**WORK ITEM**: Scan the data below and copy each line where "documento" occurs.

**INPUT**:

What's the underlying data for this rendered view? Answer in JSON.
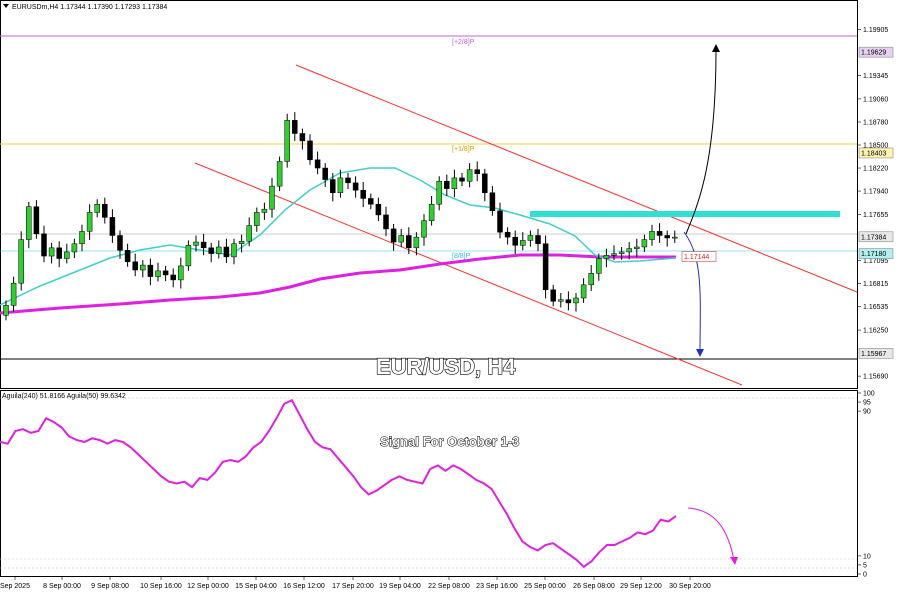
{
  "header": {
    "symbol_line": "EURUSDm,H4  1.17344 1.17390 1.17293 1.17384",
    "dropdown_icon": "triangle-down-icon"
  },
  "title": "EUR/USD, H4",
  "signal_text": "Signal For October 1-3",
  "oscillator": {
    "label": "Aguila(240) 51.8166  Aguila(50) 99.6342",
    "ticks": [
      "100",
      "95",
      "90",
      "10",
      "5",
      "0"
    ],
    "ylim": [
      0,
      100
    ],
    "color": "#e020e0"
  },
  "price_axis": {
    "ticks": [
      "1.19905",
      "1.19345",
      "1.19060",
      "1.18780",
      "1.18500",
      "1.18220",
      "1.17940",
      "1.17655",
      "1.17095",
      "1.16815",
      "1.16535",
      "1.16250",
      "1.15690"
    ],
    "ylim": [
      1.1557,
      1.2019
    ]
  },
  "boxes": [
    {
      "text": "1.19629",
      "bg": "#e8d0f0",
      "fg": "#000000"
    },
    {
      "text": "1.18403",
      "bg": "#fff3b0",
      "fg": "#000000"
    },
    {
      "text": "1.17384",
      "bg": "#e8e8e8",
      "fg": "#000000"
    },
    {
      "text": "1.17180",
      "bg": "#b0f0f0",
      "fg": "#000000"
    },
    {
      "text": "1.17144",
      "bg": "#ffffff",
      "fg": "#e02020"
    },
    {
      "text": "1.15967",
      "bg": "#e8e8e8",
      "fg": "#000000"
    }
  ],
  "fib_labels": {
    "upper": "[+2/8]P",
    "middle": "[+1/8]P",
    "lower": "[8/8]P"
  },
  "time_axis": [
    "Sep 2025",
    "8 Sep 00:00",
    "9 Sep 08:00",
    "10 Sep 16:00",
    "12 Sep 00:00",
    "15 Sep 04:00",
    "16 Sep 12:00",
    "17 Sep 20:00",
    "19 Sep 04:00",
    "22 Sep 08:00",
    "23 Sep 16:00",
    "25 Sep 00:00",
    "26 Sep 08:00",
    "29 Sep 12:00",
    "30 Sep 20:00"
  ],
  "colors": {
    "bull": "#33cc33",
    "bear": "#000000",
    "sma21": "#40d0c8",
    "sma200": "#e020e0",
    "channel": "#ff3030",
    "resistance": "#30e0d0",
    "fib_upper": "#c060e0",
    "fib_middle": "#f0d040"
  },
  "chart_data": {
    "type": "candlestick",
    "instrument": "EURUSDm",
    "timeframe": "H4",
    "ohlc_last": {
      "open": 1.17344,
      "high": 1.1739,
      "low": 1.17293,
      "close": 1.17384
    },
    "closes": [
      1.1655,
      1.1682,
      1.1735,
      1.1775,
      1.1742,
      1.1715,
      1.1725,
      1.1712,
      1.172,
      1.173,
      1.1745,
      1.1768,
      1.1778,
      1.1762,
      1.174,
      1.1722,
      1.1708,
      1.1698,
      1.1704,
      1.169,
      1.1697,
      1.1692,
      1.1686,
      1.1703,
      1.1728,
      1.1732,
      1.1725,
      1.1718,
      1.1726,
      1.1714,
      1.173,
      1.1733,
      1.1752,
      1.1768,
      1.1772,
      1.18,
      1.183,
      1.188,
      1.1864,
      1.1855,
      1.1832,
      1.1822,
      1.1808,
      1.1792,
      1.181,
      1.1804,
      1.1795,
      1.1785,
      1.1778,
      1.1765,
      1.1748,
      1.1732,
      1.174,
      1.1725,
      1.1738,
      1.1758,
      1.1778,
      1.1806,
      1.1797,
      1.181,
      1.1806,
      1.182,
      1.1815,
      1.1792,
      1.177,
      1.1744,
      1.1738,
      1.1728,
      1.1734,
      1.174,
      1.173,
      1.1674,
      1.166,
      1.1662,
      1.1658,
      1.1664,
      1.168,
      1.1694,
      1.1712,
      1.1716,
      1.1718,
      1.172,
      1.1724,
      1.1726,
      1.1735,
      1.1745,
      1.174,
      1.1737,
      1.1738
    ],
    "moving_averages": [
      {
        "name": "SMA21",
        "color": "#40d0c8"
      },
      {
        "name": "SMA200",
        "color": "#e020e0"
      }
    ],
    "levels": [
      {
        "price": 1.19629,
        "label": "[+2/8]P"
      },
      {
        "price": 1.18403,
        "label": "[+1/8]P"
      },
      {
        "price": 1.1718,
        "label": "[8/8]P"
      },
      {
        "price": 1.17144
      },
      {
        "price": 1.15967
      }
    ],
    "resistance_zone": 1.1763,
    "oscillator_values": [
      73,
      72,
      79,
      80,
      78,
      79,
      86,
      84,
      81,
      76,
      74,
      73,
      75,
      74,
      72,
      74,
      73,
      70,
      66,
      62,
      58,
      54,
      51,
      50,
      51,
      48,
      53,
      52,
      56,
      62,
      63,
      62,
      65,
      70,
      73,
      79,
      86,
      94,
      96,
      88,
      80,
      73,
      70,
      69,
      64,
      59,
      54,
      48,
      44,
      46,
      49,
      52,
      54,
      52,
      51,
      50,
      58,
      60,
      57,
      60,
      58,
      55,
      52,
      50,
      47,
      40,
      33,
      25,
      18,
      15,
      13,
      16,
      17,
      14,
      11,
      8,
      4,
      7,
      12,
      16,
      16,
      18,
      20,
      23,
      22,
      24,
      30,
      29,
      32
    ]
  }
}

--

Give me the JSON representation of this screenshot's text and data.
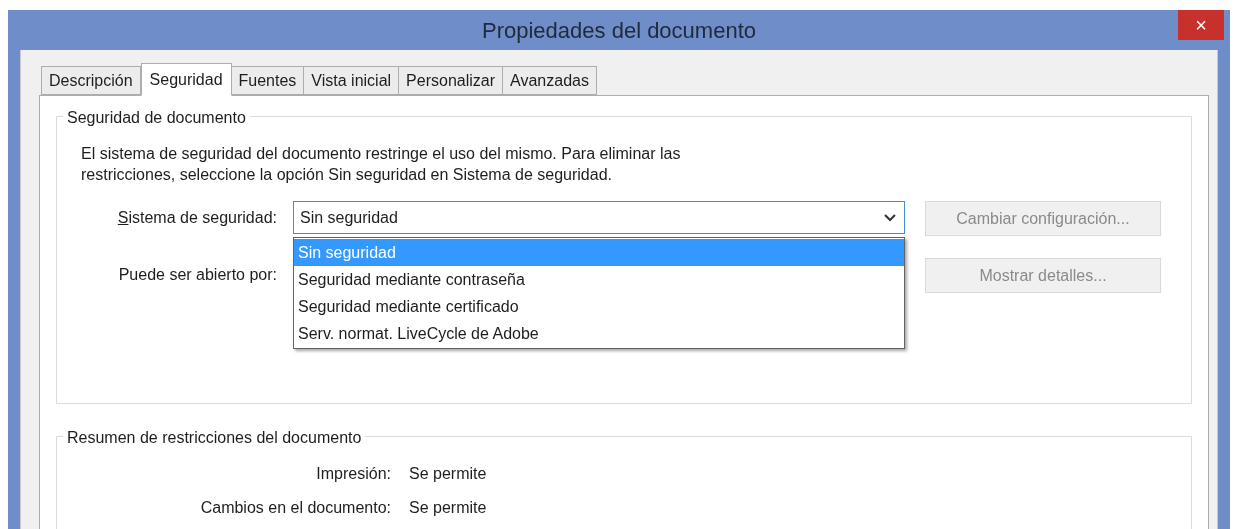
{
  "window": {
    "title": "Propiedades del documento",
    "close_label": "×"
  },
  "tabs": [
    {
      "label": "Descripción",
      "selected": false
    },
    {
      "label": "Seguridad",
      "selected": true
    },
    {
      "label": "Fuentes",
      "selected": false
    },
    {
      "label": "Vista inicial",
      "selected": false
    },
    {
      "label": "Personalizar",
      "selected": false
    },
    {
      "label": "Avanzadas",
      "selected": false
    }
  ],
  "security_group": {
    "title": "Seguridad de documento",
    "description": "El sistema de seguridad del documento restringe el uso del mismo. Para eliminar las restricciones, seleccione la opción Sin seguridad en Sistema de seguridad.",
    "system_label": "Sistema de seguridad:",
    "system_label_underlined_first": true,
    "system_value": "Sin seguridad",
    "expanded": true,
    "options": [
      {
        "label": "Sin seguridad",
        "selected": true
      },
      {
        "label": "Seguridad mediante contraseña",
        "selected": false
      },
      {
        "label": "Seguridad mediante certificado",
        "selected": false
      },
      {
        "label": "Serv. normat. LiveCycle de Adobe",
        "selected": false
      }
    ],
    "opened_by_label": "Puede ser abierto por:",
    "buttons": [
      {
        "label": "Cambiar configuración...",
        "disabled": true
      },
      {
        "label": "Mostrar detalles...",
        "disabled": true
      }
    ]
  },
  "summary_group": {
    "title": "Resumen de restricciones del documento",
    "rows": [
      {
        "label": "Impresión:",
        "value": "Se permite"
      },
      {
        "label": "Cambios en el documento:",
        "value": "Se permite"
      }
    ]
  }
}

**SOLUTION BELOW**:
    "title": "Propiedades del documento",
    "title": "Seguridad de documento",
    "description": "El sistema de seguridad del documento restringe el uso del mismo. Para eliminar las restricciones, seleccione la opción Sin seguridad en Sistema de seguridad.",
    "title": "Resumen de restricciones del documento",
        "label": "Cambios en el documento:",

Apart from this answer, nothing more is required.